  1. Good stuff here (as I expected). The marriage line confused me, because I was as sure that it could only be intended with a sideward glance as I was there was absolutely no sense of humour or self-awareness in the rest of the song. It’s literally just a list of things, a pile of fish in a barrel, and so that was really quite weird; disconcerting. (I couldn’t even make sense of the ‘boys calling girls’ lines, either.)

    That said at least the inclusion of cassettes was fully-formed, unlike in that Eliza Doolittle nonsense last year. Though that one wasn’t quite so boring to listen to.

  2. ive never had sun tea but it DOES sound awful (i would assume its akin to sweetened piss? gross.)

  3. always think of

  4. My Mom’s sun tea is really good, so nyah. And I totally forgot to stick in a Ron Swanson comparison, but he’s the character this song most reminded me of, with his blend of boutique handcraft and libertarian politics.

  5. it’s basically leaving tea out to go sour and/or become a bacterial death trap. (although automatic iced tea makers do the same thing because they encourage you to leave the pitcher in the machine and not in the fridge! also if it’s sweet tea the effect just gets doubled either way)

  6. i got heavy bob seger vibes and i love jonathan’s blurb – so fair to lambert when she’s done nothing here to deserve it!

  7. and I swear, JB, I thought of Corey Robin too.

  8. Thanks, Katherine, for tapping into the rage that I felt but didn’t really express about this lyric – “reactionary bullshit” is exactly right.

  9. “The first verse had me primed for a Lambert-style ‘Juicy’ (or at least a Lambert-style ‘Started from the Bottom’)…”

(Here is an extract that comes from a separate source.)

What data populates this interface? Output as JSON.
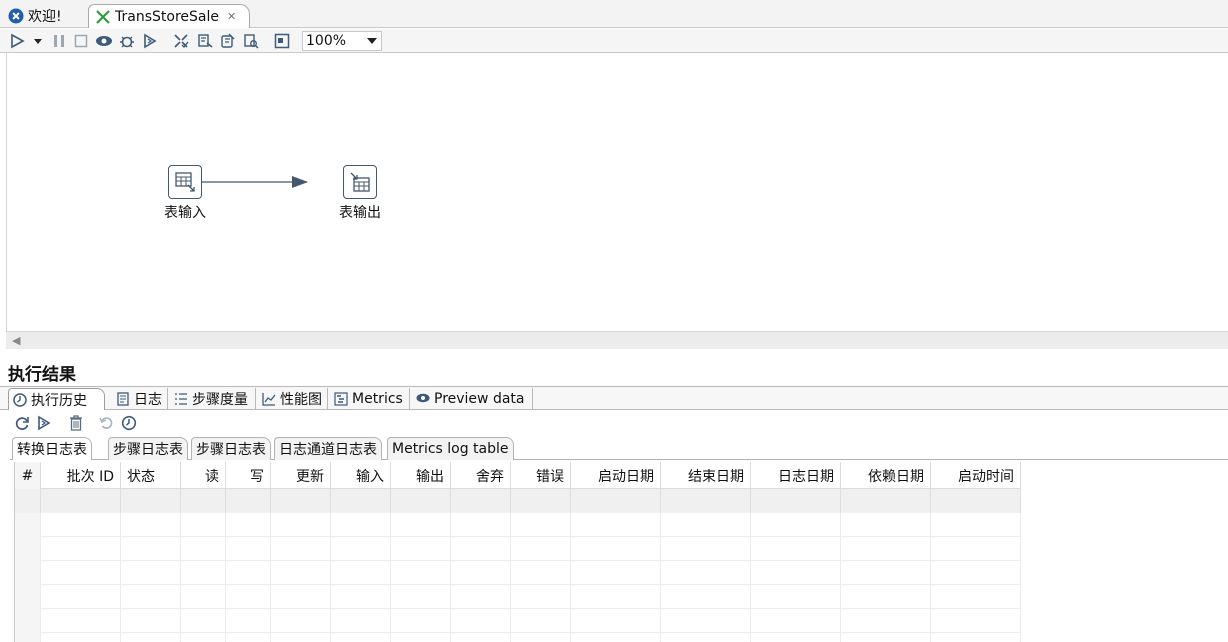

    Maybe a Lambert-style “Things Done Changed”? ;)

  10. Thanks Megan!

    Alfred, have you read The Reactionary Mind? (I have not.)

  11. Yep!